It lets you search for email address in public data breaches going back to 2007, additionally you can sign up for breach monitoring. It’ll also notify you in the Firefox browser if you visit a site that’s been breached.

Firefox Private Network

Firefox Private Network is basically a secure web proxy service that uses a server provided by Cloudflare to route your Firefox internet activity.

It is available as a browser extension, and works by creating an encrypted tunnel aka a proxy between your browser and a network managed by Cloudflare, which collects some data and deletes it permanently after 24 hours.

Firefox Private Network starts from $2.99/month, allows you to connect up to 3 devices, and has no bandwidth restrictions, but it is currently only available for customers in the US.

Mozilla VPN

Mozilla VPN is a full-fledged VPN service, unlike the Firefox Private Network, which is basically a white-labelled version of Mullvad VPN, a highly reputed VPN service provider that uses WireGuard protocol, based in Sweden.

It is available as a standalone app for Windows 10, Mac, Android, iOS, and Linux devices for a flat fee of $4.99/month, for 5 devices, and no bandwidth restrictions, but is currently limited to only a few countries now.

While using Mozilla VPN will help support the Mozilla Foundation, But, I find just using the Mullvad VPN way much better as it is what’s working under the hood, is available for pretty much everyone around the world.

Mullvad VPN doesn’t require any personal data for account sign-up, and has lots of privacy-oriented payment methods.

Firefox Relay

Firefox Relay is the newest product launched by Mozilla that aims to protect the privacy of your email address by generating an email aliases that will forward all your emails to your real inbox.

It is free and uses Amazon SES, which has a pretty good spam and malware filter.
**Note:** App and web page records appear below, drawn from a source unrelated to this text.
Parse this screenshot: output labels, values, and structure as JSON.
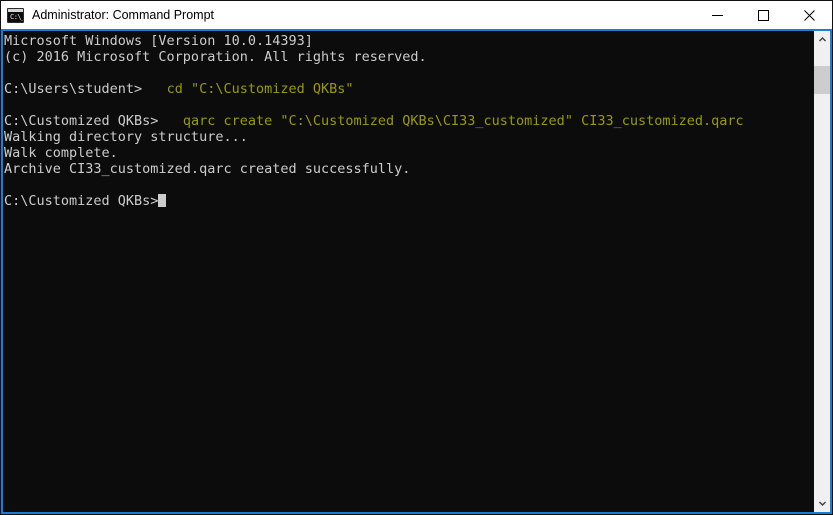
{
  "window": {
    "title": "Administrator: Command Prompt",
    "icon": "command-prompt-icon",
    "icon_glyph": "C:\\_",
    "active_border_color": "#1a7fd4",
    "controls": {
      "minimize_label": "Minimize",
      "maximize_label": "Maximize",
      "close_label": "Close"
    }
  },
  "console": {
    "background_color": "#0c0c0c",
    "foreground_color": "#cccccc",
    "command_color": "#9a9a00",
    "lines": [
      {
        "id": "line-1",
        "segments": [
          {
            "type": "output",
            "text": "Microsoft Windows [Version 10.0.14393]"
          }
        ]
      },
      {
        "id": "line-2",
        "segments": [
          {
            "type": "output",
            "text": "(c) 2016 Microsoft Corporation. All rights reserved."
          }
        ]
      },
      {
        "id": "line-3",
        "segments": [
          {
            "type": "output",
            "text": ""
          }
        ]
      },
      {
        "id": "line-4",
        "segments": [
          {
            "type": "output",
            "text": "C:\\Users\\student>   "
          },
          {
            "type": "command",
            "text": "cd \"C:\\Customized QKBs\""
          }
        ]
      },
      {
        "id": "line-5",
        "segments": [
          {
            "type": "output",
            "text": ""
          }
        ]
      },
      {
        "id": "line-6",
        "segments": [
          {
            "type": "output",
            "text": "C:\\Customized QKBs>   "
          },
          {
            "type": "command",
            "text": "qarc create \"C:\\Customized QKBs\\CI33_customized\" CI33_customized.qarc"
          }
        ]
      },
      {
        "id": "line-7",
        "segments": [
          {
            "type": "output",
            "text": "Walking directory structure..."
          }
        ]
      },
      {
        "id": "line-8",
        "segments": [
          {
            "type": "output",
            "text": "Walk complete."
          }
        ]
      },
      {
        "id": "line-9",
        "segments": [
          {
            "type": "output",
            "text": "Archive CI33_customized.qarc created successfully."
          }
        ]
      },
      {
        "id": "line-10",
        "segments": [
          {
            "type": "output",
            "text": ""
          }
        ]
      },
      {
        "id": "line-11",
        "segments": [
          {
            "type": "output",
            "text": "C:\\Customized QKBs>"
          }
        ],
        "cursor": true
      }
    ]
  },
  "scrollbar": {
    "up_label": "Scroll up",
    "down_label": "Scroll down",
    "track_color": "#f0f0f0",
    "thumb_color": "#cdcdcd"
  }
}
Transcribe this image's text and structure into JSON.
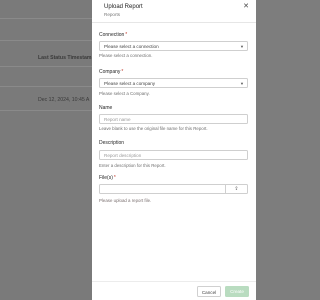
{
  "background": {
    "column_header": "Last Status Timestam",
    "timestamp": "Dec 12, 2024, 10:45 A"
  },
  "drawer": {
    "title": "Upload Report",
    "subtitle": "Reports",
    "close_icon": "close-icon",
    "connection": {
      "label": "Connection",
      "required": "*",
      "value": "Please select a connection",
      "help": "Please select a connection."
    },
    "company": {
      "label": "Company",
      "required": "*",
      "value": "Please select a company",
      "help": "Please select a Company."
    },
    "name": {
      "label": "Name",
      "placeholder": "Report name",
      "help": "Leave blank to use the original file name for this Report."
    },
    "description": {
      "label": "Description",
      "placeholder": "Report description",
      "help": "Enter a description for this Report."
    },
    "files": {
      "label": "File(s)",
      "required": "*",
      "upload_icon": "upload-icon",
      "help": "Please upload a report file."
    },
    "buttons": {
      "cancel": "Cancel",
      "create": "Create"
    }
  }
}
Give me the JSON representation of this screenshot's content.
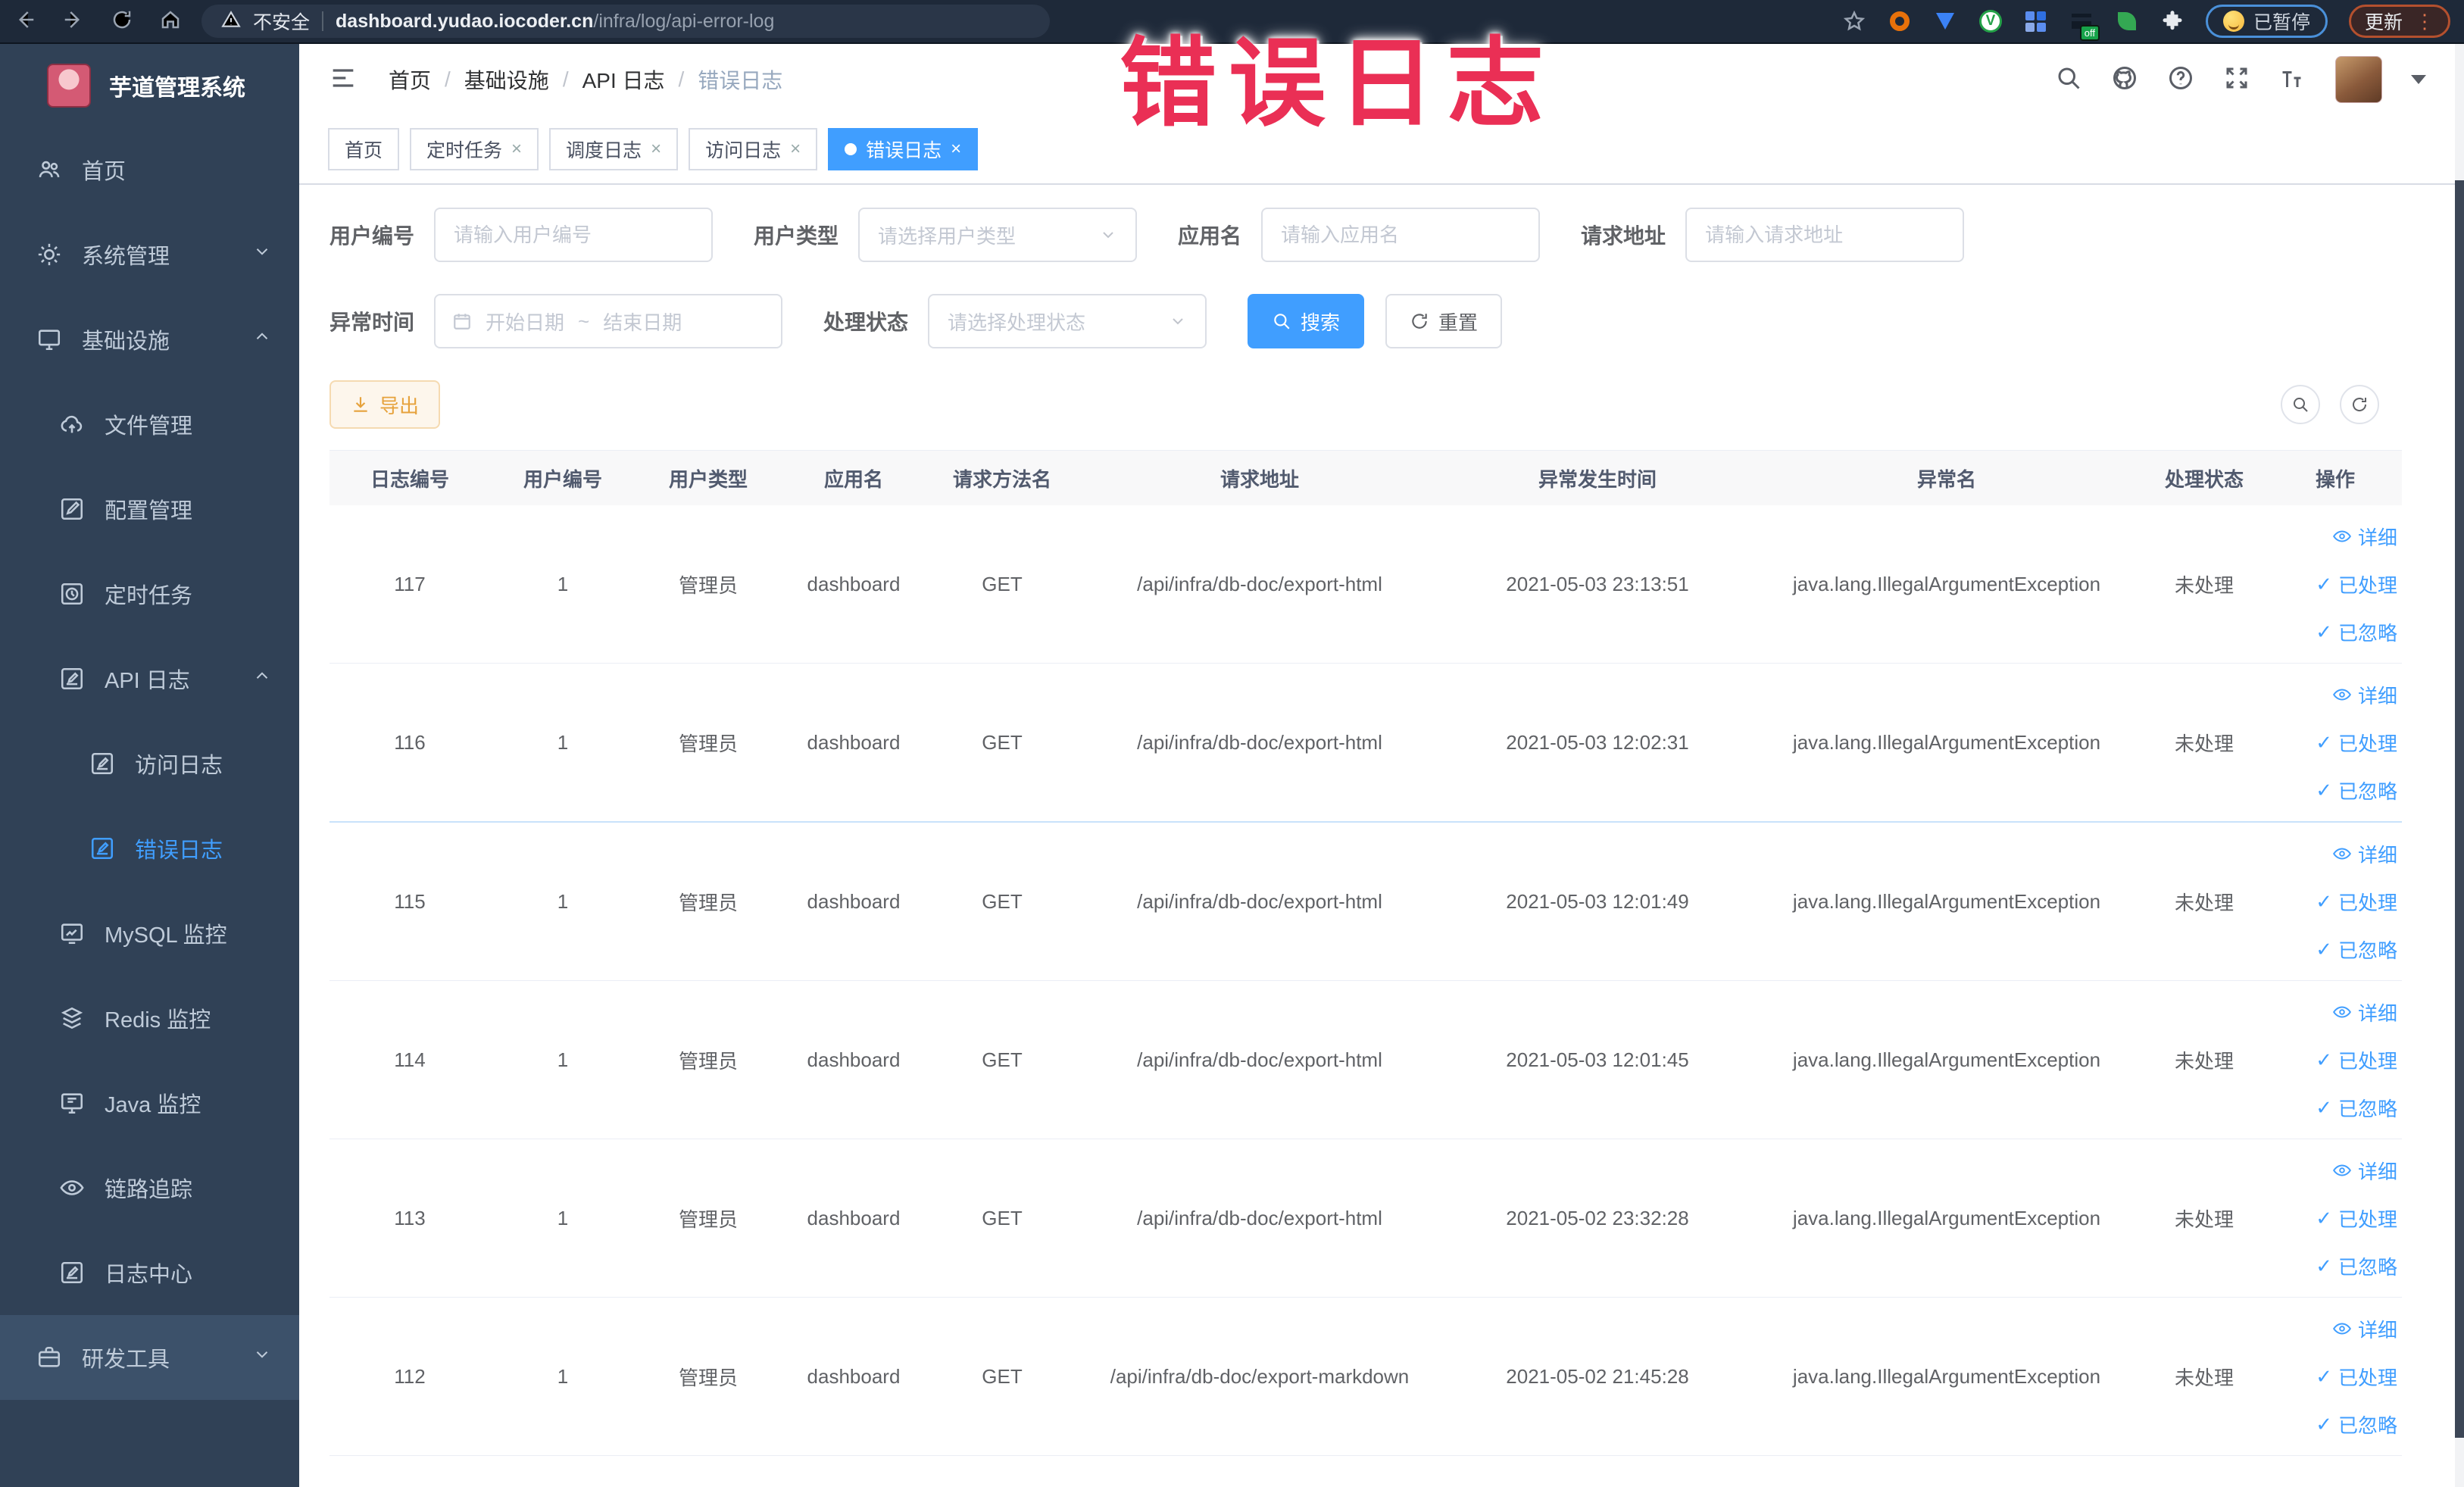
{
  "browser": {
    "security_label": "不安全",
    "url_host": "dashboard.yudao.iocoder.cn",
    "url_path": "/infra/log/api-error-log",
    "paused_badge": "已暂停",
    "update_button": "更新",
    "kebab": "⋮",
    "off_badge": "off"
  },
  "annotation": {
    "text": "错误日志",
    "color": "#ea2f55"
  },
  "colors": {
    "accent": "#409eff",
    "warning": "#e6a23c",
    "sidebar_bg": "#304156"
  },
  "sidebar": {
    "title": "芋道管理系统",
    "items": [
      {
        "icon": "users-icon",
        "label": "首页"
      },
      {
        "icon": "gear-icon",
        "label": "系统管理",
        "chevron": "down"
      },
      {
        "icon": "monitor-icon",
        "label": "基础设施",
        "chevron": "up",
        "children": [
          {
            "icon": "cloud-upload-icon",
            "label": "文件管理"
          },
          {
            "icon": "edit-square-icon",
            "label": "配置管理"
          },
          {
            "icon": "timer-icon",
            "label": "定时任务"
          },
          {
            "icon": "doc-edit-icon",
            "label": "API 日志",
            "chevron": "up",
            "children": [
              {
                "icon": "doc-edit-icon",
                "label": "访问日志"
              },
              {
                "icon": "doc-edit-icon",
                "label": "错误日志",
                "active": true
              }
            ]
          },
          {
            "icon": "chart-board-icon",
            "label": "MySQL 监控"
          },
          {
            "icon": "stack-icon",
            "label": "Redis 监控"
          },
          {
            "icon": "java-monitor-icon",
            "label": "Java 监控"
          },
          {
            "icon": "eye-icon",
            "label": "链路追踪"
          },
          {
            "icon": "doc-edit-icon",
            "label": "日志中心"
          }
        ]
      },
      {
        "icon": "briefcase-icon",
        "label": "研发工具",
        "chevron": "down",
        "highlighted": true
      }
    ]
  },
  "breadcrumb": [
    "首页",
    "基础设施",
    "API 日志",
    "错误日志"
  ],
  "tabs": [
    {
      "label": "首页",
      "closable": false,
      "active": false
    },
    {
      "label": "定时任务",
      "closable": true,
      "active": false
    },
    {
      "label": "调度日志",
      "closable": true,
      "active": false
    },
    {
      "label": "访问日志",
      "closable": true,
      "active": false
    },
    {
      "label": "错误日志",
      "closable": true,
      "active": true
    }
  ],
  "filters": {
    "row1": [
      {
        "label": "用户编号",
        "type": "input",
        "placeholder": "请输入用户编号"
      },
      {
        "label": "用户类型",
        "type": "select",
        "placeholder": "请选择用户类型"
      },
      {
        "label": "应用名",
        "type": "input",
        "placeholder": "请输入应用名"
      },
      {
        "label": "请求地址",
        "type": "input",
        "placeholder": "请输入请求地址"
      }
    ],
    "row2": {
      "date_label": "异常时间",
      "date_start_placeholder": "开始日期",
      "date_separator": "~",
      "date_end_placeholder": "结束日期",
      "status_label": "处理状态",
      "status_placeholder": "请选择处理状态",
      "search_label": "搜索",
      "reset_label": "重置"
    }
  },
  "toolbar": {
    "export_label": "导出"
  },
  "table": {
    "columns": [
      "日志编号",
      "用户编号",
      "用户类型",
      "应用名",
      "请求方法名",
      "请求地址",
      "异常发生时间",
      "异常名",
      "处理状态",
      "操作"
    ],
    "actions": [
      {
        "label": "详细",
        "icon": "eye-icon"
      },
      {
        "label": "已处理",
        "icon": "check-icon"
      },
      {
        "label": "已忽略",
        "icon": "check-icon"
      }
    ],
    "rows": [
      {
        "id": "117",
        "user_id": "1",
        "user_type": "管理员",
        "app_name": "dashboard",
        "method": "GET",
        "url": "/api/infra/db-doc/export-html",
        "time": "2021-05-03 23:13:51",
        "exception": "java.lang.IllegalArgumentException",
        "status": "未处理",
        "blue_divider": false
      },
      {
        "id": "116",
        "user_id": "1",
        "user_type": "管理员",
        "app_name": "dashboard",
        "method": "GET",
        "url": "/api/infra/db-doc/export-html",
        "time": "2021-05-03 12:02:31",
        "exception": "java.lang.IllegalArgumentException",
        "status": "未处理",
        "blue_divider": true
      },
      {
        "id": "115",
        "user_id": "1",
        "user_type": "管理员",
        "app_name": "dashboard",
        "method": "GET",
        "url": "/api/infra/db-doc/export-html",
        "time": "2021-05-03 12:01:49",
        "exception": "java.lang.IllegalArgumentException",
        "status": "未处理",
        "blue_divider": false
      },
      {
        "id": "114",
        "user_id": "1",
        "user_type": "管理员",
        "app_name": "dashboard",
        "method": "GET",
        "url": "/api/infra/db-doc/export-html",
        "time": "2021-05-03 12:01:45",
        "exception": "java.lang.IllegalArgumentException",
        "status": "未处理",
        "blue_divider": false
      },
      {
        "id": "113",
        "user_id": "1",
        "user_type": "管理员",
        "app_name": "dashboard",
        "method": "GET",
        "url": "/api/infra/db-doc/export-html",
        "time": "2021-05-02 23:32:28",
        "exception": "java.lang.IllegalArgumentException",
        "status": "未处理",
        "blue_divider": false
      },
      {
        "id": "112",
        "user_id": "1",
        "user_type": "管理员",
        "app_name": "dashboard",
        "method": "GET",
        "url": "/api/infra/db-doc/export-markdown",
        "time": "2021-05-02 21:45:28",
        "exception": "java.lang.IllegalArgumentException",
        "status": "未处理",
        "blue_divider": false
      }
    ]
  }
}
You’ll need a Firefox account and the Firefox Relay add-on to generate email aliases.

Multi-Account Containers

Multi-Account Containers is Firefox’s in-house add-on that lets you isolate your work, shopping or personal browsing without having to clear your history, log in and out, or use multiple browsers.

It is free, open source, and is developed by Mozilla, and can help you compartmentalize your online activity easily.

There are other add-ons like Facebook Container that are developed in-house by Mozilla.

Firefox Lockwise

Firefox Lockwise is a simple password manager that lets you access the passwords you’ve saved in Firefox from anywhere, even outside the browser.

It is backed into your Firefox browser under the Passwords section, and uses 256-bit encryption to protect your passwords while syncing.

You can secure your passwords with Face or Touch ID, and it is available for both Android and iOS.

Firefox Pocket

Firefox Pocket is an app as well as a built-in Firefox functionality, which allows you to save a variety of content (such as blogs, web pages, videos) to one place, and access it across all your devices for offline reading.

There is a free version, with apps for both Android & iOS for on-the-go reading, you’ll need to create a free Firefox account.

Firefox Send [Discontinued]

Firefox Send was a free and open-source end-to-end encrypted file sharing service by Mozilla It had a file size limit of 2.5 GB, and was available on the Web and Android.

Additional Resources

Mozilla’s Privacy Policy – You should consider reading the privacy statements of any organization you deal with. Reading privacy policy can be a time-consuming and tedious task, you could also check out Terms of Service; Didn’t Read to get a summary and an overall idea.

That’s all folks!

I will be updating this page frequently with more Firefox tools and information.